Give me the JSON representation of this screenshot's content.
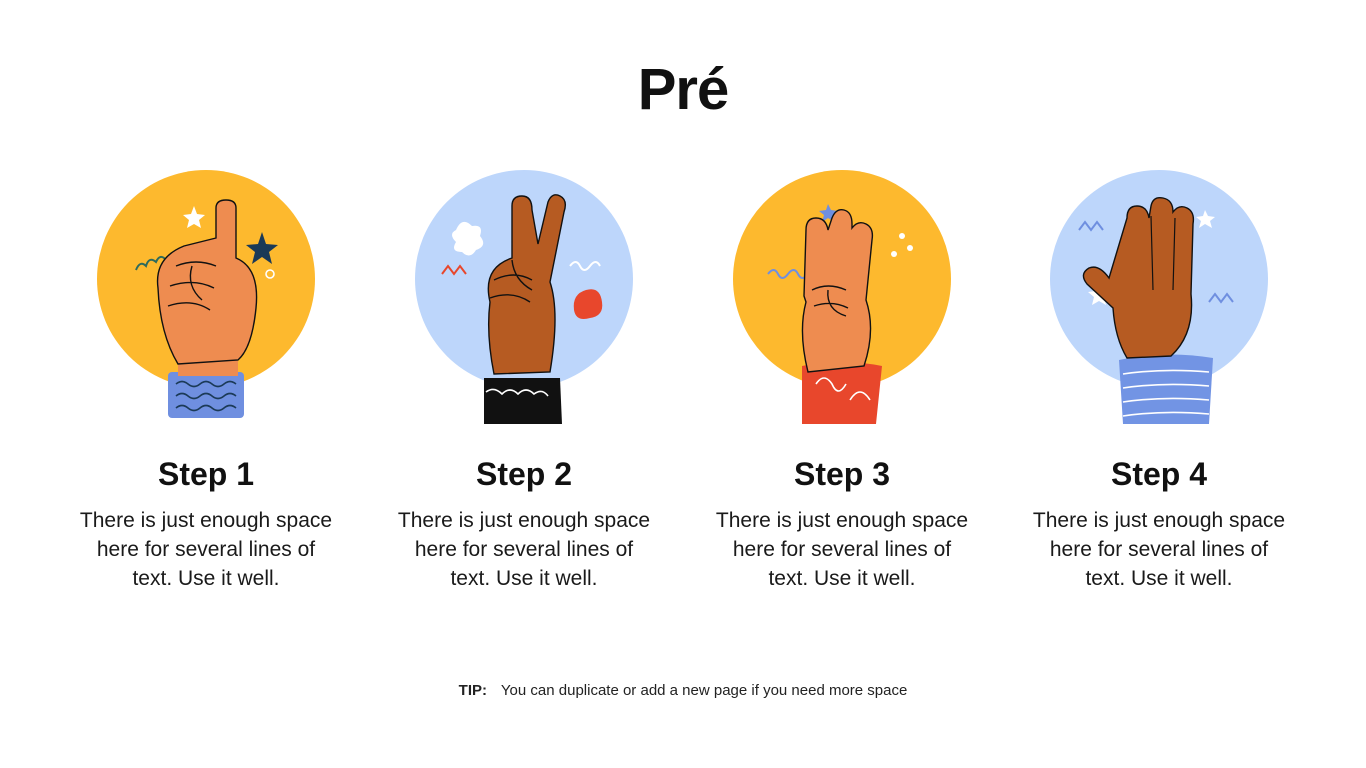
{
  "page": {
    "title": "Pré"
  },
  "steps": [
    {
      "title": "Step 1",
      "description": "There is just enough space here for several lines of text. Use it well.",
      "circle_color": "#FDB92E",
      "skin_color": "#EE8C50",
      "sleeve_color": "#6F8FE0",
      "icon": "index-finger-up-hand-icon"
    },
    {
      "title": "Step 2",
      "description": "There is just enough space here for several lines of text. Use it well.",
      "circle_color": "#BDD6FB",
      "skin_color": "#B65B22",
      "sleeve_color": "#111111",
      "icon": "peace-sign-hand-icon"
    },
    {
      "title": "Step 3",
      "description": "There is just enough space here for several lines of text. Use it well.",
      "circle_color": "#FDB92E",
      "skin_color": "#EE8C50",
      "sleeve_color": "#E8472C",
      "icon": "three-fingers-hand-icon"
    },
    {
      "title": "Step 4",
      "description": "There is just enough space here for several lines of text. Use it well.",
      "circle_color": "#BDD6FB",
      "skin_color": "#B65B22",
      "sleeve_color": "#7294E4",
      "icon": "four-fingers-hand-icon"
    }
  ],
  "tip": {
    "label": "TIP:",
    "text": "You can duplicate or add a new page if you need more space"
  }
}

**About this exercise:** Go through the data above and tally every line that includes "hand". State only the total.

**Exercise result:** 4